Joseph Esposito tells us about “the night America’s greatest scientist, writers, and scholars partied at the White House in April 1962." We discuss this glittering event, including the untold stories of controversy, protest, and personality clashes before, during, and after the famous dinner. It's a fascinating look at the workings of the social side of the Kennedy White House, and also how this dinner became mythologized in the Kennedy-Camelot legend. Episode 411.
This encore episode from 2019 explains how the National Rifle Association become one of the most controversial and divisive organizations in American history. The NRA was once a sportsmen’s group. Since the 1970s, however, it has taken a very strict view of the US Constitution’s Second Amendment, and has gone to extremes in its defense of gun ownership. We explain how and why this happened, and dispel historical and cultural myths along the way.
Income tax is a troubling issue in American politics and history. We explain its long and complicated history, and delve into the even more complicated history of how personal income tax has related to the question of equality and inequality in US society. Professor Nash tells us how the American government has raised funds for peacetime needs and, of course, times of war. It’s not a simple tale of taxes rising as the country grew and the US government grew. Taxation is perhaps the most difficult thing to explain in American governmental history, but we make it easy to understand.
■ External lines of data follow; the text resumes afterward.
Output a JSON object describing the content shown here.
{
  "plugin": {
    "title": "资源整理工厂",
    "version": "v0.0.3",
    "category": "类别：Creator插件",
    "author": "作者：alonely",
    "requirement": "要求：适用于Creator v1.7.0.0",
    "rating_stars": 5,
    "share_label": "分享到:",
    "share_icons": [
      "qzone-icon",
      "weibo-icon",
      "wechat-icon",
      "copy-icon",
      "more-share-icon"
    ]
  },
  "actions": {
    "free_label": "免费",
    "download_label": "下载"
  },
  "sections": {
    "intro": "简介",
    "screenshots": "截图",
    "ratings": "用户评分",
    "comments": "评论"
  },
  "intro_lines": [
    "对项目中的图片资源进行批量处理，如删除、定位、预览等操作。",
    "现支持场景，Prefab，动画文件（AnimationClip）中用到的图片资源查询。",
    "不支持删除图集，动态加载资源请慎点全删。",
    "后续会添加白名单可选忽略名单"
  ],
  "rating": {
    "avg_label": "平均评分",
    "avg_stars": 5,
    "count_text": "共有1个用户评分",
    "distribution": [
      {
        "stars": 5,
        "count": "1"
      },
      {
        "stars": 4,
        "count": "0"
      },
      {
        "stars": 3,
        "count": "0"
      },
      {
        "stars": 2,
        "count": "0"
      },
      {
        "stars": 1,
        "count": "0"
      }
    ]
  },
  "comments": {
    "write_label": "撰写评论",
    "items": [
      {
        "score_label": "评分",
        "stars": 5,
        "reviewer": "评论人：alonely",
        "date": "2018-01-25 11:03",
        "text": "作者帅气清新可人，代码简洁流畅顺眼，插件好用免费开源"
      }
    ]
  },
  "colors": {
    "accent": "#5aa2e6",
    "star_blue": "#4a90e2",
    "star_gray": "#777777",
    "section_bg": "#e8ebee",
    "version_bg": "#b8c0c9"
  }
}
Professor Adam Goodman explains the unknown history of deportation and of the fear that shapes immigrants' lives in the modern United States. He explains how federal, state, and local officials have targeted various groups for expulsion, from Chinese and Europeans at the turn of the twentieth century to Central Americans and Muslims today. A very timely show! Episode #410